In applying the domestic provision, HMRC attributed to the PEs notional additional free capital on the basis that if they had operated as distinct and separate enterprises, they would have had a higher amount of free capital and therefore a correspondingly lower amount of borrowed capital – with the result that HMRC disallowed interest which was actually paid to third parties.
The taxpayers unsuccessfully argued (as summarized at para. 11) that:
[T]he reference in Article 8(2) to the PE being treated as a distinct and separate enterprise "engaged in the same or similar activities under the same or similar conditions" requires an assumption to be made not only that the PE is engaged in the same or similar type of business to the one it actually carried on but also that it should be taken to have traded with the same ratio of free to borrowed capital as it actually employed during the relevant accounting period.
In this regard, Patten LJ noted that the previous more favourable practice of HMRC was not relevant, noting (at para. 23) that the taxpayers were “unable to identify any established principle of international law which recognises the unilateral practice of a contracting state as an aid to the construction of a treaty.” After also noting (at para. 29) that the 2008 OECD commentary stated that “authorised OECD approach does not limit the methods by which domestic tax regimes may seek to implement the provisions of Article 7 and that the attribution of capital is a well-recognised and justifiable method of attributing profits to a branch of an overseas bank,” he stated (at para. 39):
In order to operate the hypothesis of a distinct and separate enterprise dealing at arm's length including with the overseas company of which it is part, it seems to me that it is necessary to compare the way in which the PE financed and accounted for its business with what it would have done had the PE operated as a separate enterprise.
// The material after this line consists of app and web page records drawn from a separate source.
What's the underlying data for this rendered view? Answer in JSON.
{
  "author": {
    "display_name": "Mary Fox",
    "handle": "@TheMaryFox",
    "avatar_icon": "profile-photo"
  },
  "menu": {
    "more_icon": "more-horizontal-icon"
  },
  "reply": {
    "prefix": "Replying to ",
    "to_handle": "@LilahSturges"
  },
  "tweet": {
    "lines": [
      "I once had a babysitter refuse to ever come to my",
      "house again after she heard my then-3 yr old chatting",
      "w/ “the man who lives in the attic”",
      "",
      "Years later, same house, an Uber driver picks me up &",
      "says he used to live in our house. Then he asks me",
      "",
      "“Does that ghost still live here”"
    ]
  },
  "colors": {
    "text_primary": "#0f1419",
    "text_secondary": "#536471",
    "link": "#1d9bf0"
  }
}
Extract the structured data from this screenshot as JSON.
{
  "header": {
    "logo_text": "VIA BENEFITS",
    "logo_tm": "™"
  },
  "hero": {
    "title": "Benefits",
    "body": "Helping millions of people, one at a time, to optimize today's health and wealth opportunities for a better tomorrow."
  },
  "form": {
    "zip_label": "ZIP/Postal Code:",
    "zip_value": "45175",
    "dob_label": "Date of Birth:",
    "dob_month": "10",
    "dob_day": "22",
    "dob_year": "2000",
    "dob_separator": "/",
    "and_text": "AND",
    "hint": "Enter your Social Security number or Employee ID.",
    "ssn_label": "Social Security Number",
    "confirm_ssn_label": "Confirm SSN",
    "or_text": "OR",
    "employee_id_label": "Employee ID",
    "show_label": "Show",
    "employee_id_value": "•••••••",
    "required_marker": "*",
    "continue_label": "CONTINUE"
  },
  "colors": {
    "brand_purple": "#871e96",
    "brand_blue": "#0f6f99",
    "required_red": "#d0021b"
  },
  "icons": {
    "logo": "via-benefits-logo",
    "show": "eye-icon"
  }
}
Otherwise the comparator provisions of Article 8(2) cannot work. To construe the phrase "same or similar conditions" as requiring the PE's actual ratio of free to borrowed capital to be applied would be self-defeating.
Accordingly the appeals were dismissed.